[[ Data shown, beginning ]]

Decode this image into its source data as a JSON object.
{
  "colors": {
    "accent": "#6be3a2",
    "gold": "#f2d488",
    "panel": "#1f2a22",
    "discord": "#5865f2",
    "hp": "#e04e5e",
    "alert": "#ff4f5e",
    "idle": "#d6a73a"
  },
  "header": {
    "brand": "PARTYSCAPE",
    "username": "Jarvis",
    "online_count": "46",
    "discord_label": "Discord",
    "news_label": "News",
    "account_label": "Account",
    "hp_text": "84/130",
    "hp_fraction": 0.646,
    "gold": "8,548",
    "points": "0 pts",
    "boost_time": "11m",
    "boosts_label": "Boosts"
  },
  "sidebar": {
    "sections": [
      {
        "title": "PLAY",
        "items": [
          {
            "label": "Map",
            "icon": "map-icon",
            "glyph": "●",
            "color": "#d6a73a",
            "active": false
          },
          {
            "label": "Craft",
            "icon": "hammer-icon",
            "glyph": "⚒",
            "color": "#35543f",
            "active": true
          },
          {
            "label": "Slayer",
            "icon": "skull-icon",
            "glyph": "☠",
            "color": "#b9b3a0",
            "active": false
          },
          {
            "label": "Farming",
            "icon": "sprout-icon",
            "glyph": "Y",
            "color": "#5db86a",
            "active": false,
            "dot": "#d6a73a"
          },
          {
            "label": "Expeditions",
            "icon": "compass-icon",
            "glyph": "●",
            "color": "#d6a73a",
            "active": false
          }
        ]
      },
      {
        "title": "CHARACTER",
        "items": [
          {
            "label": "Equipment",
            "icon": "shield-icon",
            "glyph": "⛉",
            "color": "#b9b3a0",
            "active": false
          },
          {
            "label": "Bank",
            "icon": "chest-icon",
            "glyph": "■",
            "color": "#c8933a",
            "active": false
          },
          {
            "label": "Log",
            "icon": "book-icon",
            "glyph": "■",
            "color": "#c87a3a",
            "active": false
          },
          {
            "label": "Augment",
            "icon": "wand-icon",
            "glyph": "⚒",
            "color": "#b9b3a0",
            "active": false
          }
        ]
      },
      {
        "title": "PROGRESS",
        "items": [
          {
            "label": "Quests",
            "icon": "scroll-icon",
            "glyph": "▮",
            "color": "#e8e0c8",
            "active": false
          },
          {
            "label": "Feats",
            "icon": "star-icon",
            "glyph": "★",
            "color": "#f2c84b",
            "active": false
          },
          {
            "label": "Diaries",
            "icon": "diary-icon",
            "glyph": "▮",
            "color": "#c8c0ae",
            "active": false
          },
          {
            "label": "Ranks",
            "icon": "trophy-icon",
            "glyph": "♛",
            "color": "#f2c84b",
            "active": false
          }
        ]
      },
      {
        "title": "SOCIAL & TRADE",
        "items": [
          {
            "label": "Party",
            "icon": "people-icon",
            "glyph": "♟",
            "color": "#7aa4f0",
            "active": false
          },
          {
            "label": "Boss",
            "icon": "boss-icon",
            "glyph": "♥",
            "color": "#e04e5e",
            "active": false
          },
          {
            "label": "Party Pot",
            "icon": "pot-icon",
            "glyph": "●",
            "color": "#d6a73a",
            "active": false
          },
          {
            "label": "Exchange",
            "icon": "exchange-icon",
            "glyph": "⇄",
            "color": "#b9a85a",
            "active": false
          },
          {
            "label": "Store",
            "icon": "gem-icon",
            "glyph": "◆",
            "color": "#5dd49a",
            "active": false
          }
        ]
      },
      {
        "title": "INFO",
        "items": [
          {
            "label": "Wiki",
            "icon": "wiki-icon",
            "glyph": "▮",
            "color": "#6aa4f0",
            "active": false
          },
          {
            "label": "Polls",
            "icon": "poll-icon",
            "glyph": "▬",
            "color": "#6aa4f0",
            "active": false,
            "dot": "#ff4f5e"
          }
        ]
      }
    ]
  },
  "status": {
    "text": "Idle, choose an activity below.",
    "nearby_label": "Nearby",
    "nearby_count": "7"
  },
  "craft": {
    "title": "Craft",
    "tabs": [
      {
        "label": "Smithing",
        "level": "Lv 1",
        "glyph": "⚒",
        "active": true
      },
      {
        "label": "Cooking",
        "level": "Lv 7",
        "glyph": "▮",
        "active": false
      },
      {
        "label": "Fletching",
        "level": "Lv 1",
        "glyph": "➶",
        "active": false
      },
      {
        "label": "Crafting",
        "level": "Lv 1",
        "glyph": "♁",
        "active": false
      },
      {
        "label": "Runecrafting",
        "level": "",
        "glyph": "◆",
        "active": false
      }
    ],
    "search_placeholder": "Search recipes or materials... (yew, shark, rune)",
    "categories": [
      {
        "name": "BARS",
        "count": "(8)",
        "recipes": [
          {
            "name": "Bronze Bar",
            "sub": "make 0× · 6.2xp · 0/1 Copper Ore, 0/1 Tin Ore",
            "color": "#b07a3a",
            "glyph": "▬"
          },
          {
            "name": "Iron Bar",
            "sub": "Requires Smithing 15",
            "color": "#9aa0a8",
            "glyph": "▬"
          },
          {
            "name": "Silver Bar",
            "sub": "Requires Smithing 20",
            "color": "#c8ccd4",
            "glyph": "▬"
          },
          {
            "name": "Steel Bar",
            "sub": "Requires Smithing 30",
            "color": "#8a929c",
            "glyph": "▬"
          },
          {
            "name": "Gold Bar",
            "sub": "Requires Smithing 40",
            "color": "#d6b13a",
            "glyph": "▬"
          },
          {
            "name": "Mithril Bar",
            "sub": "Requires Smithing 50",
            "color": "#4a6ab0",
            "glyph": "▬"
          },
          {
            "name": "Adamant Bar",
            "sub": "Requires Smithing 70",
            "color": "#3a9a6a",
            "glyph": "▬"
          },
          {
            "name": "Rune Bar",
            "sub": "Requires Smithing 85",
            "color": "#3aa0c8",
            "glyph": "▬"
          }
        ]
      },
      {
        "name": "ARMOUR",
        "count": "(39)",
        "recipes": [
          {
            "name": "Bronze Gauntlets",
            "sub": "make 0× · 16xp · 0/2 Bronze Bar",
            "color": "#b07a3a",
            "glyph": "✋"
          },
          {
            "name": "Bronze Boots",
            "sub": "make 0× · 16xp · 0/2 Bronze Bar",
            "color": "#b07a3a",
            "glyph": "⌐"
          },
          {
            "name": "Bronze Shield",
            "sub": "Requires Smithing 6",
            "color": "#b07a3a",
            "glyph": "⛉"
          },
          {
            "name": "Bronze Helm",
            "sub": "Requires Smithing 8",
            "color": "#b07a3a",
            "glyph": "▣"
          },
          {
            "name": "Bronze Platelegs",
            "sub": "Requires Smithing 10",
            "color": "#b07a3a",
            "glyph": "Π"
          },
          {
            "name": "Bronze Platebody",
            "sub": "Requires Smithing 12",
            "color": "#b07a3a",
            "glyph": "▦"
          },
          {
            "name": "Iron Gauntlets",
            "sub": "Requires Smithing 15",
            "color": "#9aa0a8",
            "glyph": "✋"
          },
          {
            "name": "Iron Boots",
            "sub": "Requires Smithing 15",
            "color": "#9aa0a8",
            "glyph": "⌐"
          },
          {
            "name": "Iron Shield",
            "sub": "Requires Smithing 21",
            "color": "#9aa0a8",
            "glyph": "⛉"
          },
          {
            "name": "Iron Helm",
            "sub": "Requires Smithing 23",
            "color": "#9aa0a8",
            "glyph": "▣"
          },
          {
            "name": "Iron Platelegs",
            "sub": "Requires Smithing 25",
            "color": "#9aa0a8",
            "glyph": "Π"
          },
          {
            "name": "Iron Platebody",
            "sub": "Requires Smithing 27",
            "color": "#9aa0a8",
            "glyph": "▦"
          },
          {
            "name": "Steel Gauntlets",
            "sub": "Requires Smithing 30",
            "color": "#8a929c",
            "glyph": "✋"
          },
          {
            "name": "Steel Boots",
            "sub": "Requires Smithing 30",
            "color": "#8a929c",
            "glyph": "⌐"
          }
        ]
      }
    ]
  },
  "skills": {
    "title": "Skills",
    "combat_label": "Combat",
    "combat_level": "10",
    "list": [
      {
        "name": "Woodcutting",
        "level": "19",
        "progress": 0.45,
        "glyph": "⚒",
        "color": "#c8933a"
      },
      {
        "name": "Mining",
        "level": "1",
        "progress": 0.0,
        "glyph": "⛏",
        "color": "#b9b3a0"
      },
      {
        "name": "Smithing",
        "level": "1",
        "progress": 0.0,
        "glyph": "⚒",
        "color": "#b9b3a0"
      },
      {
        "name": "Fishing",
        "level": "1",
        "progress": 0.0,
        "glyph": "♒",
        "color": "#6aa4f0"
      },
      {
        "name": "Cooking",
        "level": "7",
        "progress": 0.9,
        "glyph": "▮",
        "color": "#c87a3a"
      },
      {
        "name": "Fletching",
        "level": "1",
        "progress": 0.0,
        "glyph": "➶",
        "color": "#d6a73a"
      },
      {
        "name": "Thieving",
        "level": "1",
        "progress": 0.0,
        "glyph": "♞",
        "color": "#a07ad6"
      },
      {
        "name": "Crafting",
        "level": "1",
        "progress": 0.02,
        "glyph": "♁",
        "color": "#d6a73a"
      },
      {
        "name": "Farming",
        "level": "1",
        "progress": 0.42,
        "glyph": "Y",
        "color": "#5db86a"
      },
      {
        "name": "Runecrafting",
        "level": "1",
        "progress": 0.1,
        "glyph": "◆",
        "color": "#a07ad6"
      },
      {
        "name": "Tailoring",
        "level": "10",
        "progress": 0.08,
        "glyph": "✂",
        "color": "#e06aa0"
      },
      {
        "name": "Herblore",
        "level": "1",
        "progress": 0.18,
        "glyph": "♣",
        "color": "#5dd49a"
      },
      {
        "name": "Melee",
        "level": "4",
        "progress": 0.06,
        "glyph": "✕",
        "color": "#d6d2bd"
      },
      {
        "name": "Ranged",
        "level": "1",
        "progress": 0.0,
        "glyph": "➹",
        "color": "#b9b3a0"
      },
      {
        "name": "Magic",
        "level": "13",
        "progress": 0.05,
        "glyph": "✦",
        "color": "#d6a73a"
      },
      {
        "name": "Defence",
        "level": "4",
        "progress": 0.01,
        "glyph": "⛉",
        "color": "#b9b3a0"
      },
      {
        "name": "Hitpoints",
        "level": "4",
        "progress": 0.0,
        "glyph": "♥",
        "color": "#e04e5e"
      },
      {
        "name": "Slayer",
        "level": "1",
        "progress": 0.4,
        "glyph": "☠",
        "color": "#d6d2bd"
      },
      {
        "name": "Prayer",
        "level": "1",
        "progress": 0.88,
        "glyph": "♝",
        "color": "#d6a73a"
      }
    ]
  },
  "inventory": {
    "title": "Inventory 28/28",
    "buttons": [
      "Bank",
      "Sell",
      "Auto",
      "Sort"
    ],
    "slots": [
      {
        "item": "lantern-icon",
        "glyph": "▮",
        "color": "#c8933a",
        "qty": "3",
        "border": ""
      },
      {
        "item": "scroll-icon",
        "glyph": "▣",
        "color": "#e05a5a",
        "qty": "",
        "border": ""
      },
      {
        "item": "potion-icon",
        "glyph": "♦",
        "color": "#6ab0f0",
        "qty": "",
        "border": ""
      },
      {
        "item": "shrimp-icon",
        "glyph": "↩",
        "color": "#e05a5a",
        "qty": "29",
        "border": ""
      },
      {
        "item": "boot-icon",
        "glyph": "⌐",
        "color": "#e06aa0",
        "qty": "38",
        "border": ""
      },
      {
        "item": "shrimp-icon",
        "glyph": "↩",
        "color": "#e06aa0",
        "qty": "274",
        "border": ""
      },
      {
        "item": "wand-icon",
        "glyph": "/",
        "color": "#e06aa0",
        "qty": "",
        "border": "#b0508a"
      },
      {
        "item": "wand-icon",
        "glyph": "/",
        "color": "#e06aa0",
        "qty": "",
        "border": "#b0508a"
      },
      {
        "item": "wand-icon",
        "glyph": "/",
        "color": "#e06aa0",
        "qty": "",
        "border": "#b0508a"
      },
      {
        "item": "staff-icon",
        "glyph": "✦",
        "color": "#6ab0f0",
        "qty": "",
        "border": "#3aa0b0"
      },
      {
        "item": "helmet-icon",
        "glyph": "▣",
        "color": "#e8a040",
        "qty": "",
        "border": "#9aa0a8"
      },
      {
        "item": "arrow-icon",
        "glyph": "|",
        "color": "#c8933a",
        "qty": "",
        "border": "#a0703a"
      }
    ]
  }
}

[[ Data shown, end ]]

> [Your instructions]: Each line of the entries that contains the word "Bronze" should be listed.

> [Output of the exercise]:
            "name": "Bronze Bar",
            "name": "Bronze Gauntlets",
            "sub": "make 0× · 16xp · 0/2 Bronze Bar",
            "name": "Bronze Boots",
            "sub": "make 0× · 16xp · 0/2 Bronze Bar",
            "name": "Bronze Shield",
            "name": "Bronze Helm",
            "name": "Bronze Platelegs",
            "name": "Bronze Platebody",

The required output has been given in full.